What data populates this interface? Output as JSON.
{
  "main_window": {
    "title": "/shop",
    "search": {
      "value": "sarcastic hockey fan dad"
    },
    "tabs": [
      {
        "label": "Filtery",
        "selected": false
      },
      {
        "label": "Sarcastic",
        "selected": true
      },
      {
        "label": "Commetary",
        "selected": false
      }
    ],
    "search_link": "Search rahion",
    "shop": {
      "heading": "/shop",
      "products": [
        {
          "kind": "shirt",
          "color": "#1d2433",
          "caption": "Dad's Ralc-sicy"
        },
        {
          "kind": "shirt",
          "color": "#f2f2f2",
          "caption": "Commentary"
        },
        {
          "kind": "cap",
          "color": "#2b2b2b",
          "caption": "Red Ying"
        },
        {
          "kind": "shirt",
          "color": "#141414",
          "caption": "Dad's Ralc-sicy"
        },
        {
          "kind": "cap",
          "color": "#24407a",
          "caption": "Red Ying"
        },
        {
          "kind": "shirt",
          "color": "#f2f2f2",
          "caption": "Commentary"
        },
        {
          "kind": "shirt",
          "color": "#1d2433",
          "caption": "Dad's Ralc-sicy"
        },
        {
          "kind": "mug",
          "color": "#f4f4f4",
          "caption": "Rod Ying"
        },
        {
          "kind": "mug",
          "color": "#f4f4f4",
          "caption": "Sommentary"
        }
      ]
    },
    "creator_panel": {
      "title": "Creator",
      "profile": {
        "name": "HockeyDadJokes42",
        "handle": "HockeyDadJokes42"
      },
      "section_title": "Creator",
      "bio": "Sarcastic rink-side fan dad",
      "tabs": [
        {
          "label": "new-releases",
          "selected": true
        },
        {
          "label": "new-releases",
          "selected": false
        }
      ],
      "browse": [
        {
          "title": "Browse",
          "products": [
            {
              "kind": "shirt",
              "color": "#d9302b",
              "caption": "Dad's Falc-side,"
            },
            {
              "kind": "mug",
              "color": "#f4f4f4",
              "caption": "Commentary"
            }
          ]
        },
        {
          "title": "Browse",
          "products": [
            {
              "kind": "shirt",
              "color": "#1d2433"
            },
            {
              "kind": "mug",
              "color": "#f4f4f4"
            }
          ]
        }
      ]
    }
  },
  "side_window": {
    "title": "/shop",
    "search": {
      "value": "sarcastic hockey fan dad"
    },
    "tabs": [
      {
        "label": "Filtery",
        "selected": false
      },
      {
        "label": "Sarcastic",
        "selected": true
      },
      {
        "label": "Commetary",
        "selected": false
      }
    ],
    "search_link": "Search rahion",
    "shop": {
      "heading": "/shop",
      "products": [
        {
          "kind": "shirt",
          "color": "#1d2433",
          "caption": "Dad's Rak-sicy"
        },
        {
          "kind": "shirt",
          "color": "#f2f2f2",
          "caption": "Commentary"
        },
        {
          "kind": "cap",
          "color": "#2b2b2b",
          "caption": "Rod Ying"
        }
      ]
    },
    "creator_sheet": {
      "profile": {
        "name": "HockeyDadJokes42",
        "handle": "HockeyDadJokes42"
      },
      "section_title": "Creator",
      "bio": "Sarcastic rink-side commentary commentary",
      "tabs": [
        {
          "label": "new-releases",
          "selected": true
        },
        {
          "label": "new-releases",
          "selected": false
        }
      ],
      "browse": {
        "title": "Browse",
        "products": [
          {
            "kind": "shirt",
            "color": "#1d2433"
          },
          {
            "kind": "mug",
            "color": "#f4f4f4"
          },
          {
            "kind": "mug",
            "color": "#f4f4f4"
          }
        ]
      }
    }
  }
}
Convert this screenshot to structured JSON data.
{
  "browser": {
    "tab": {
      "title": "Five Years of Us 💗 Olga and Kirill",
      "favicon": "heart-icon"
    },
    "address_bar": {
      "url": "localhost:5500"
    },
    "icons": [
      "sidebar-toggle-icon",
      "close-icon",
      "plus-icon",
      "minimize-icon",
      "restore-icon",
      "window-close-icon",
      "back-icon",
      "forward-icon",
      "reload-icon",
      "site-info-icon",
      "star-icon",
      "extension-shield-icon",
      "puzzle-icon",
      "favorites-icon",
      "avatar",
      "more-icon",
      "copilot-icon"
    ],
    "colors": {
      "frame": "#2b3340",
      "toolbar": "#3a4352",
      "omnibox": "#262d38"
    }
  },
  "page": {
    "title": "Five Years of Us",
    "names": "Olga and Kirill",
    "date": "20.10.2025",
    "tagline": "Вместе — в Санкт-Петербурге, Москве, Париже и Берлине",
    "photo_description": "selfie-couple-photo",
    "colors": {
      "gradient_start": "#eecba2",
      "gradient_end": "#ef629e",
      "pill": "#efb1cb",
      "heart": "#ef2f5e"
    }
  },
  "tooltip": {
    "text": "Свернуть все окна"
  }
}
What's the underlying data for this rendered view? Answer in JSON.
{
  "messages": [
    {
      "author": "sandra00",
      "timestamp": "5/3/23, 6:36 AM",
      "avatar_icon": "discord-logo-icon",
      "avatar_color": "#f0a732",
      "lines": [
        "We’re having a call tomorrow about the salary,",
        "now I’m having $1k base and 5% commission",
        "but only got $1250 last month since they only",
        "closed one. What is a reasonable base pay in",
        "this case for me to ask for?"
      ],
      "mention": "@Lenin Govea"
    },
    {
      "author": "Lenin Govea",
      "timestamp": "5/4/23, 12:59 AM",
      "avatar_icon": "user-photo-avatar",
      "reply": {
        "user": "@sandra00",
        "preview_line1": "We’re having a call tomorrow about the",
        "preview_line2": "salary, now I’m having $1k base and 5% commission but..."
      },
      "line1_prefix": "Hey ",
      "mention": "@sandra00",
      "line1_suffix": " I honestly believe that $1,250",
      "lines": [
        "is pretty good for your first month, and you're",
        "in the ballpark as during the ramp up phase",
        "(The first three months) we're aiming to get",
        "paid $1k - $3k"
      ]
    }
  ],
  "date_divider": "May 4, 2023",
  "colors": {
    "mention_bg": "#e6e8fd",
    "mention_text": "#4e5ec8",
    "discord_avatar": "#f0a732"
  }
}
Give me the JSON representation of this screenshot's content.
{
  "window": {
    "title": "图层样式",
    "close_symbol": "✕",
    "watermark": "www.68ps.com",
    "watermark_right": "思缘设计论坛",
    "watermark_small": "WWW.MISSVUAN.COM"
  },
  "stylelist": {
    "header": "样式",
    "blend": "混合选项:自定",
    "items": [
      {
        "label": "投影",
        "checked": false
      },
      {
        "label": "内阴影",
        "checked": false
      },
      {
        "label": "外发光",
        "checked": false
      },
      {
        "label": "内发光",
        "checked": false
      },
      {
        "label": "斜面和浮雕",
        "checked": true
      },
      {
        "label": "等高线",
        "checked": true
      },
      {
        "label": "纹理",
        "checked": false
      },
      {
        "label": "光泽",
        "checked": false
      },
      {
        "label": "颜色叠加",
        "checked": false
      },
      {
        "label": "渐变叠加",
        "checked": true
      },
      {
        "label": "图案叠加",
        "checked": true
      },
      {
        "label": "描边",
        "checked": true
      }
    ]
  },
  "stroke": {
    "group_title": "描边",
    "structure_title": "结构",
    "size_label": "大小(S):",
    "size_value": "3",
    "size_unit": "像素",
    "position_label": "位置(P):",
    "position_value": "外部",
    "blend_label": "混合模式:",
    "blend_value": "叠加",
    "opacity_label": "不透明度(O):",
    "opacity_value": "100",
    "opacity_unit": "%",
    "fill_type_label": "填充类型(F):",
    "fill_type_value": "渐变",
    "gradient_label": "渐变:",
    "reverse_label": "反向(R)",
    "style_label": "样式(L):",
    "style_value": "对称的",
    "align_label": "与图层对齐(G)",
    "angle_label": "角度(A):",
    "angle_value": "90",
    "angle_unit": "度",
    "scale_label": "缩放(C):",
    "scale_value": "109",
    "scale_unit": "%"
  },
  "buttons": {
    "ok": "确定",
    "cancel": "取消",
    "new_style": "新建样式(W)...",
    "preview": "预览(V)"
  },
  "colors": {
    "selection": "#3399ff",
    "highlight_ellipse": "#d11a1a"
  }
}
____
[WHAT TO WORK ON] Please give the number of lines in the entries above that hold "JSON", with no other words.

[ANSWER SECTION] 4